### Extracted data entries
****************
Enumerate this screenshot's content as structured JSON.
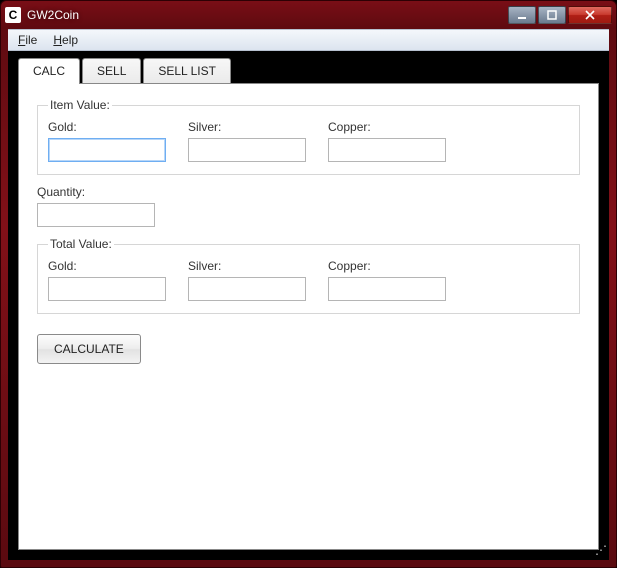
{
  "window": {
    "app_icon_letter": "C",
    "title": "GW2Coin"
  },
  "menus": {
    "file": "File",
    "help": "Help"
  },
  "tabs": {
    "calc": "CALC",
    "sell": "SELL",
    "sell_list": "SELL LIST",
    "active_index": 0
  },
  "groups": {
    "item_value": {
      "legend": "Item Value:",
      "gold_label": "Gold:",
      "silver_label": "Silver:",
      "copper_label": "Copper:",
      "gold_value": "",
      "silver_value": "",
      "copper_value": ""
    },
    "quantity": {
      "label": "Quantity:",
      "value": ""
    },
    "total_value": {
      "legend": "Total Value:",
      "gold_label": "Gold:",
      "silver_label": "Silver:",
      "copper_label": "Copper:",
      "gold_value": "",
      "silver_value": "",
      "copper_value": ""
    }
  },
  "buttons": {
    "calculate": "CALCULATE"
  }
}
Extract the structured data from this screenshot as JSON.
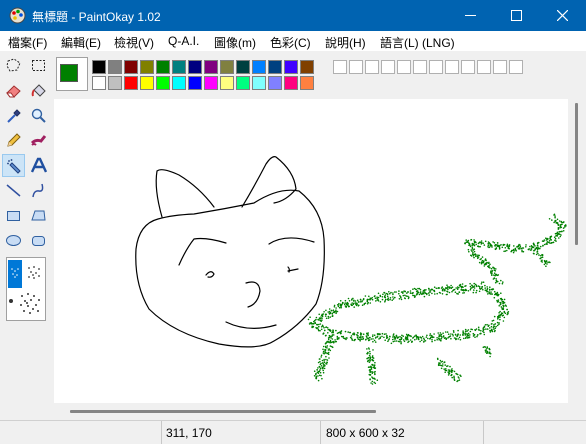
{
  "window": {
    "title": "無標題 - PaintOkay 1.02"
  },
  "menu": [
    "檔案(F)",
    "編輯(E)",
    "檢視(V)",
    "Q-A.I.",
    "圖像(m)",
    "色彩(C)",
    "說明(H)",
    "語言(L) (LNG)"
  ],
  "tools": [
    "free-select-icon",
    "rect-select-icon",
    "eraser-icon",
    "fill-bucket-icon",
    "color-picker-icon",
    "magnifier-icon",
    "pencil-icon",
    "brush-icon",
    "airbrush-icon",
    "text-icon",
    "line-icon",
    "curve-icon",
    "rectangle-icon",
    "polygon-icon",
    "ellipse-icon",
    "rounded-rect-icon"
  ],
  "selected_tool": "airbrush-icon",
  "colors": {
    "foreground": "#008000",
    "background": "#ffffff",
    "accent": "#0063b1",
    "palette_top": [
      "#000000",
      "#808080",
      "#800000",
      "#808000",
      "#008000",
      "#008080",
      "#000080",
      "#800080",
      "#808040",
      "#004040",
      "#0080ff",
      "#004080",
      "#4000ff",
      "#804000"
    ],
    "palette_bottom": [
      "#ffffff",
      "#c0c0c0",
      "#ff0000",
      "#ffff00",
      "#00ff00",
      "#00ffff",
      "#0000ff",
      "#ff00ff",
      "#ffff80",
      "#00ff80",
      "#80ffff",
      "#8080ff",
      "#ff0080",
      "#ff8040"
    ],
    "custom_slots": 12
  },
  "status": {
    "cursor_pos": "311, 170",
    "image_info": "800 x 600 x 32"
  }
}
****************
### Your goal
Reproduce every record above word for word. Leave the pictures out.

### Completed task
Enumerate this screenshot's content as structured JSON.
{
  "window": {
    "app_icon_letter": "C",
    "title": "GW2Coin"
  },
  "menus": {
    "file": "File",
    "help": "Help"
  },
  "tabs": {
    "calc": "CALC",
    "sell": "SELL",
    "sell_list": "SELL LIST",
    "active_index": 0
  },
  "groups": {
    "item_value": {
      "legend": "Item Value:",
      "gold_label": "Gold:",
      "silver_label": "Silver:",
      "copper_label": "Copper:",
      "gold_value": "",
      "silver_value": "",
      "copper_value": ""
    },
    "quantity": {
      "label": "Quantity:",
      "value": ""
    },
    "total_value": {
      "legend": "Total Value:",
      "gold_label": "Gold:",
      "silver_label": "Silver:",
      "copper_label": "Copper:",
      "gold_value": "",
      "silver_value": "",
      "copper_value": ""
    }
  },
  "buttons": {
    "calculate": "CALCULATE"
  }
}
Extract the structured data from this screenshot as JSON.
{
  "window": {
    "title": "無標題 - PaintOkay 1.02"
  },
  "menu": [
    "檔案(F)",
    "編輯(E)",
    "檢視(V)",
    "Q-A.I.",
    "圖像(m)",
    "色彩(C)",
    "說明(H)",
    "語言(L) (LNG)"
  ],
  "tools": [
    "free-select-icon",
    "rect-select-icon",
    "eraser-icon",
    "fill-bucket-icon",
    "color-picker-icon",
    "magnifier-icon",
    "pencil-icon",
    "brush-icon",
    "airbrush-icon",
    "text-icon",
    "line-icon",
    "curve-icon",
    "rectangle-icon",
    "polygon-icon",
    "ellipse-icon",
    "rounded-rect-icon"
  ],
  "selected_tool": "airbrush-icon",
  "colors": {
    "foreground": "#008000",
    "background": "#ffffff",
    "accent": "#0063b1",
    "palette_top": [
      "#000000",
      "#808080",
      "#800000",
      "#808000",
      "#008000",
      "#008080",
      "#000080",
      "#800080",
      "#808040",
      "#004040",
      "#0080ff",
      "#004080",
      "#4000ff",
      "#804000"
    ],
    "palette_bottom": [
      "#ffffff",
      "#c0c0c0",
      "#ff0000",
      "#ffff00",
      "#00ff00",
      "#00ffff",
      "#0000ff",
      "#ff00ff",
      "#ffff80",
      "#00ff80",
      "#80ffff",
      "#8080ff",
      "#ff0080",
      "#ff8040"
    ],
    "custom_slots": 12
  },
  "status": {
    "cursor_pos": "311, 170",
    "image_info": "800 x 600 x 32"
  }
}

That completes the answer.